Liver biopsy findings in 4 of 10 patients suggest that transient and potentially severe cholestatic liver disease may be associated with BAAT deficiency only during infancy. On the other hand, the findings in the late liver biopsy specimens from patients 1 and 2 and clinical evidence in the other 8 patients indicate that BAAT deficiency does not regularly produce cholestasis in infancy or serious chronic liver disease. Most unusual in symptomatic infants was excessive proliferation of bile ductules that exceeds what is usual for idiopathic neonatal hepatitis or in other genetic defects in bile acid synthesis. This overlaps with findings in both biliary atresia and severe cholestasis related to parenteral alimentation.

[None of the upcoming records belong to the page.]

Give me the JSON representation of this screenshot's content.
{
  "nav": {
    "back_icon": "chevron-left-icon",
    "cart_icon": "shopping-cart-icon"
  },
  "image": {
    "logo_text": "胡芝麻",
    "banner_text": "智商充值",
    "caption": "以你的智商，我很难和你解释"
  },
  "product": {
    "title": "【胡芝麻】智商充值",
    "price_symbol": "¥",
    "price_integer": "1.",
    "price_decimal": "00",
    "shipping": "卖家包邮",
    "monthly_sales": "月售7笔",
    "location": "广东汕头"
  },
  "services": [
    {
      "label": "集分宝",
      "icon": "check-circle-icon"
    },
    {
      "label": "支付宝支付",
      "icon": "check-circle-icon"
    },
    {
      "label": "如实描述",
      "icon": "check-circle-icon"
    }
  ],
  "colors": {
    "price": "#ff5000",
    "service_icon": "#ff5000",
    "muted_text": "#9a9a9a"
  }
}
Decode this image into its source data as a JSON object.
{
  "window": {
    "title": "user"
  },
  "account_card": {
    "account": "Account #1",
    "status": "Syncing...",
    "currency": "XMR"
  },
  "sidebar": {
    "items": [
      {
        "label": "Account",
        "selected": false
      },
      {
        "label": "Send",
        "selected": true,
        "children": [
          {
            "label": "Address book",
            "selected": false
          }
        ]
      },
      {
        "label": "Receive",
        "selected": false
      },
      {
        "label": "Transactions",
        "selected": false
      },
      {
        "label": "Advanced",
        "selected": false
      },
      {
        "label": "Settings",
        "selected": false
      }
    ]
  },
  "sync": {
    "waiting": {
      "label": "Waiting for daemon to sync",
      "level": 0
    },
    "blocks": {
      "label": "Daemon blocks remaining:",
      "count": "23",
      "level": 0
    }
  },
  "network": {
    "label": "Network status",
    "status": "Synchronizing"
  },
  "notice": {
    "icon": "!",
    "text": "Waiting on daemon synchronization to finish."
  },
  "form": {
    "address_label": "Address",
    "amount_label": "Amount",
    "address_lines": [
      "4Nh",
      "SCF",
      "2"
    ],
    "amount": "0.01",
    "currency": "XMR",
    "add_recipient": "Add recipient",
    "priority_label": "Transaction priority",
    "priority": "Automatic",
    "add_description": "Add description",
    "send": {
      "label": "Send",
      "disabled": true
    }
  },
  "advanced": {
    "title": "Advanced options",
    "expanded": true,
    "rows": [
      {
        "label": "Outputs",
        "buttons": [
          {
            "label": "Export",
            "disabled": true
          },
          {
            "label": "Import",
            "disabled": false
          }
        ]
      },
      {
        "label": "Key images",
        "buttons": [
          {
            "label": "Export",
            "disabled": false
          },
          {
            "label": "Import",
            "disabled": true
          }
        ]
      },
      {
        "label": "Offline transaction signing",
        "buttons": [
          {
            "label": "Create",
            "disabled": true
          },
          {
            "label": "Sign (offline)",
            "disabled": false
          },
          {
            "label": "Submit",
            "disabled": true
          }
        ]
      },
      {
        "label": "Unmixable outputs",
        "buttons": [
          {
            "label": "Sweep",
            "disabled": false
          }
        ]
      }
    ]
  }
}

Also of interest is that periportal and pericellular fibrosis was already established in patient 5 at age 10 weeks, a feature generally considered a hallmark of an underlying metabolic disease. These findings permit postulation that transient hepatocyte injury with small duct cholangiopathy occurs in BAAT deficiency; it may have a biochemical basis and, when severe, may produce direct hyperbilirubinemia with potential to progress to liver failure in infants. The common lesion in those infants who underwent liver biopsy suggests biliary obstruction (as seen with biliary atresia). Of importance is that no obstruction of large bile ducts was shown, although a cholangiogram reportedly was abnormal in patient 2. The cause of the ductular injury pattern is not apparent. That nonamidated bile acids or salts themselves are not strongly irritant to mature hepatocytes or cholangiocytes can be inferred from the absence of clinical hepatobiliary disease in most patients with BAAT deficiency.

Defective bile acid conjugation associated with mutations in BAAT has been described in a number of patients from an Amish kindred; hypercholanemia in Amish patients carrying a homozygous mutation in TJP2 and heterozygous mutation in BAAT occurred more often than expected by chance, suggesting that heterozygosity for the BAAT mutation may increase penetrance of disease associated with a TJP2 mutation.[22] Recently, the first confirmed defect associated with a mutation in SLC27A5 was reported.[20] The patient, of Pakistani origin and born to consanguineous parents, presented with cholestasis, elevated serum bilirubin and transaminase levels, normal serum GGT level, and low serum fat-soluble vitamin levels, which is a similar presentation to that of the patients with BAAT deficiency described here. A liver biopsy specimen from this child showed extensive fibrosis. The patient was homozygous for a missense mutation C.1012C>T in SLC27A5. No mutations were found in BAAT, but interestingly a second mutation was found in ABCB11, encoding the bile salt export pump (BSEP).

Treatment with ursodeoxycholic acid was reportedly beneficial in a single patient with defective bile acid amidation caused by a mutation in SLC27A5.[20] However, oral administration of primary conjugated bile acids should provide a better and rational therapeutic approach to correcting the fat-soluble vitamin malabsorption in patients with amidation defects.[23] A trial of oral glycocholic acid is currently ongoing in 5 of the patients described here.